We can usually form questions by taking a statement and changing the word order. Specifically, we put an auxiliary before the subject. For example, "Profits have increased." becomes "Have profits increased?"

It's a little more difficult if the statement wouldn't normally have an auxiliary verb: "That company makes money." becomes "Does that company make money?" You have to remember that present simple questions get "do" or "does" while past simple questions get "did".

Type the correct words into the box.

Yahoo's stock will rise. Yahoo's stock rise?

Altria has raised its dividend. Altria raised its dividend?

There was some profit taking yesterday. there some profit taking yesterday?

Now it gets a little harder:

JIM: you going to invest in the KOSPI?

TED: Yeah, I'm going to.

TED: know much about the stock market?

JIM: I know a little about the stock market, but I'm not an expert.

JIM: know that there would be a takeover bid?

TED: No, I didn't know.

So, if the statement would have an auxiliary verb, just take that verb and put it in front of the subject. If the statement would not have an auxiliary verb (present simple and past simple), add "do" or "does" for present questions and "did" for past questions. Practice your Business English on the business message board.

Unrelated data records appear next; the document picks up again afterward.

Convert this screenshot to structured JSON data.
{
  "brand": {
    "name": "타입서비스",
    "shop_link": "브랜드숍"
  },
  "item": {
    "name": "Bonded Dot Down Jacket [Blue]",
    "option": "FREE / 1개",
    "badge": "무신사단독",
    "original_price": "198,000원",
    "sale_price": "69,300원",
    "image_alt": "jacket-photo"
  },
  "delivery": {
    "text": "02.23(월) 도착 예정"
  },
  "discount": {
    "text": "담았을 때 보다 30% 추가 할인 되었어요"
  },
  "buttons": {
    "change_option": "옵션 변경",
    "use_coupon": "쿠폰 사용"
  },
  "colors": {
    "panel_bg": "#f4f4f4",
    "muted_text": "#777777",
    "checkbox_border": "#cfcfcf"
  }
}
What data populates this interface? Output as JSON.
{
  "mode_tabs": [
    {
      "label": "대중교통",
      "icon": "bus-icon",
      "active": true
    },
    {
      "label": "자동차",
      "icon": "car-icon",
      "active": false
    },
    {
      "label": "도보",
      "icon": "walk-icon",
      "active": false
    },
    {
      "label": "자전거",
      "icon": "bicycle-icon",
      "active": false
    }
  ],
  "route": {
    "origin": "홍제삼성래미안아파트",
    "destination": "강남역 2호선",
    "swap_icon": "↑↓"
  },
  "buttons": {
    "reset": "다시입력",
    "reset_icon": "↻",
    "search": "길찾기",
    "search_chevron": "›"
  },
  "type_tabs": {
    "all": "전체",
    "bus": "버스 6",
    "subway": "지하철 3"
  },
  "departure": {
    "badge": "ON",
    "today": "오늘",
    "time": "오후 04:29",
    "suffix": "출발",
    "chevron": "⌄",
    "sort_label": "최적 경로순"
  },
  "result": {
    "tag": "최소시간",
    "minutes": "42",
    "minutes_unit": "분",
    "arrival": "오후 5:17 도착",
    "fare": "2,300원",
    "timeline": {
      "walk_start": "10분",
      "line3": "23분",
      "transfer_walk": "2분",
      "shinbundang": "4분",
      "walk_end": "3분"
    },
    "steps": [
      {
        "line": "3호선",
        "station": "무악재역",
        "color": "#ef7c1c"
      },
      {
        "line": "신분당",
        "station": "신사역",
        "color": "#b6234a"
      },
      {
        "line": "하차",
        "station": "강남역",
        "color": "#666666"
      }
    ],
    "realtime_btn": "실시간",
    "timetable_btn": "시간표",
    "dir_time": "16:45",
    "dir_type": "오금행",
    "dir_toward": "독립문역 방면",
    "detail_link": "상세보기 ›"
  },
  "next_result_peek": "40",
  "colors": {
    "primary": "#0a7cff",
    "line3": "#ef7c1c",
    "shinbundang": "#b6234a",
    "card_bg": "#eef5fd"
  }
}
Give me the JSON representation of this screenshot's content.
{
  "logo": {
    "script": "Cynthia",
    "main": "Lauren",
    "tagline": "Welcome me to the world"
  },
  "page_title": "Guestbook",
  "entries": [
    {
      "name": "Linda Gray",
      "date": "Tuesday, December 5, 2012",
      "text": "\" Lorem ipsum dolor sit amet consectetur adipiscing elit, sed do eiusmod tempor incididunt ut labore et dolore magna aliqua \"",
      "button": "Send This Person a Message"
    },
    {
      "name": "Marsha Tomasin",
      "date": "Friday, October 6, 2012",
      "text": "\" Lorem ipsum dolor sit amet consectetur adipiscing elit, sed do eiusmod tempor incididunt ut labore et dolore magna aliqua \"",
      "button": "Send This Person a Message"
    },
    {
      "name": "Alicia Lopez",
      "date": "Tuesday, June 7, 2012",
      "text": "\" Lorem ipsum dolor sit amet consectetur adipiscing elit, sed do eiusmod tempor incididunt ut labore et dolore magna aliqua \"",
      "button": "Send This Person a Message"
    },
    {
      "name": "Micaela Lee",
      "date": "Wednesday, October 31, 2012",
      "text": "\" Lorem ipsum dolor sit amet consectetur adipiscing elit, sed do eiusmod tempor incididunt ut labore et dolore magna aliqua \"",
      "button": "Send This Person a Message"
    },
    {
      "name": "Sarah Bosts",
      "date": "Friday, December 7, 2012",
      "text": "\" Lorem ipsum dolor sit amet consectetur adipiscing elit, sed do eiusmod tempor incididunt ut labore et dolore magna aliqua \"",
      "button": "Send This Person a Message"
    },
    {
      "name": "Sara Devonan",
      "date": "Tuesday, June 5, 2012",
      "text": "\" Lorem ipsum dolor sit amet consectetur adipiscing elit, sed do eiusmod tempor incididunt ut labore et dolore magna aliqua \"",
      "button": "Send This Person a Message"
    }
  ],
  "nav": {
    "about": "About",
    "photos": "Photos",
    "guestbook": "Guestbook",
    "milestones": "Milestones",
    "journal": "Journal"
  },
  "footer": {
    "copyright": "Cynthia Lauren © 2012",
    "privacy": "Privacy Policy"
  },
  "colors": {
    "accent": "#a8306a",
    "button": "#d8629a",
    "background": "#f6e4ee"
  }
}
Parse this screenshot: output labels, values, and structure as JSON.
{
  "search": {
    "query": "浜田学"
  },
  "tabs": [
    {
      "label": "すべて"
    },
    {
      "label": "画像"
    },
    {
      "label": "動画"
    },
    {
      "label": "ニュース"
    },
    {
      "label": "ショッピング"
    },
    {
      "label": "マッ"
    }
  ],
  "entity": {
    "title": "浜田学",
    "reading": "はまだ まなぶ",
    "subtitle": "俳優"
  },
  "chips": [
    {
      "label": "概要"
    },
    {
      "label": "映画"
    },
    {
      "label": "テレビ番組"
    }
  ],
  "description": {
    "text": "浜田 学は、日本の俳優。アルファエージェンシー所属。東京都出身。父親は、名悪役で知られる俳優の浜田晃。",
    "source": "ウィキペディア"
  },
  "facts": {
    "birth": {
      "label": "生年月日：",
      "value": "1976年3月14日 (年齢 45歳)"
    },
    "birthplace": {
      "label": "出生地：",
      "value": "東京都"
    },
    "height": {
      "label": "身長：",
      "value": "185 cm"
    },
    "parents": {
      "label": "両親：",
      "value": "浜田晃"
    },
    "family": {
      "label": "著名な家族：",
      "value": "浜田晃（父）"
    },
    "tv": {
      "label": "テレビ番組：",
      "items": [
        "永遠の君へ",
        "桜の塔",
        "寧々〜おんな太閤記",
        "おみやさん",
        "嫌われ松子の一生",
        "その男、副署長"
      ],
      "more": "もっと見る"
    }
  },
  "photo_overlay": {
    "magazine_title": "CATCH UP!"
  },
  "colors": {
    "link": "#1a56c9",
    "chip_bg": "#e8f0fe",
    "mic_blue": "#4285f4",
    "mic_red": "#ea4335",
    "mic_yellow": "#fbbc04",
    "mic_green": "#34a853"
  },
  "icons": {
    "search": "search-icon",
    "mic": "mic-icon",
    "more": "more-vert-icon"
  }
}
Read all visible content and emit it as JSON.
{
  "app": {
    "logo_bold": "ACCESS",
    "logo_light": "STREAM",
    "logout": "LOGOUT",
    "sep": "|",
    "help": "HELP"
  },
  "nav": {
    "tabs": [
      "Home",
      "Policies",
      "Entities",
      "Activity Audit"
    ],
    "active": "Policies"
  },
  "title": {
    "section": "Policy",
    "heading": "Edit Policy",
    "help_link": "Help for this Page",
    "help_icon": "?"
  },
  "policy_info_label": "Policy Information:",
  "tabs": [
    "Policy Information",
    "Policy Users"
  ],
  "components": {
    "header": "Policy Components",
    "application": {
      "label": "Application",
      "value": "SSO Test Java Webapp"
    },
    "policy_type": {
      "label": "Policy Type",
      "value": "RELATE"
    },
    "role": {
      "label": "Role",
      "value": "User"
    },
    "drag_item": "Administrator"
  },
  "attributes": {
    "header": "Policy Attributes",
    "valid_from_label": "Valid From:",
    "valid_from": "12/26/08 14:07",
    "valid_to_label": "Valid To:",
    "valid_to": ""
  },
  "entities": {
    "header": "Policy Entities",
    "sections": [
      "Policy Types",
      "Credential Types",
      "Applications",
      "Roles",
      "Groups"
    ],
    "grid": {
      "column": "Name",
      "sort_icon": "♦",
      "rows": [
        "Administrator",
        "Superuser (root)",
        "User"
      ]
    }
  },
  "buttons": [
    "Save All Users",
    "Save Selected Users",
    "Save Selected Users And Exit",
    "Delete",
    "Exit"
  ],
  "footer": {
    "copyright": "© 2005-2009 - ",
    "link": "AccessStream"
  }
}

Where do you do business? In the UK, business centres are places with meeting rooms, video conferencing, hot desking, and mail forwarding services.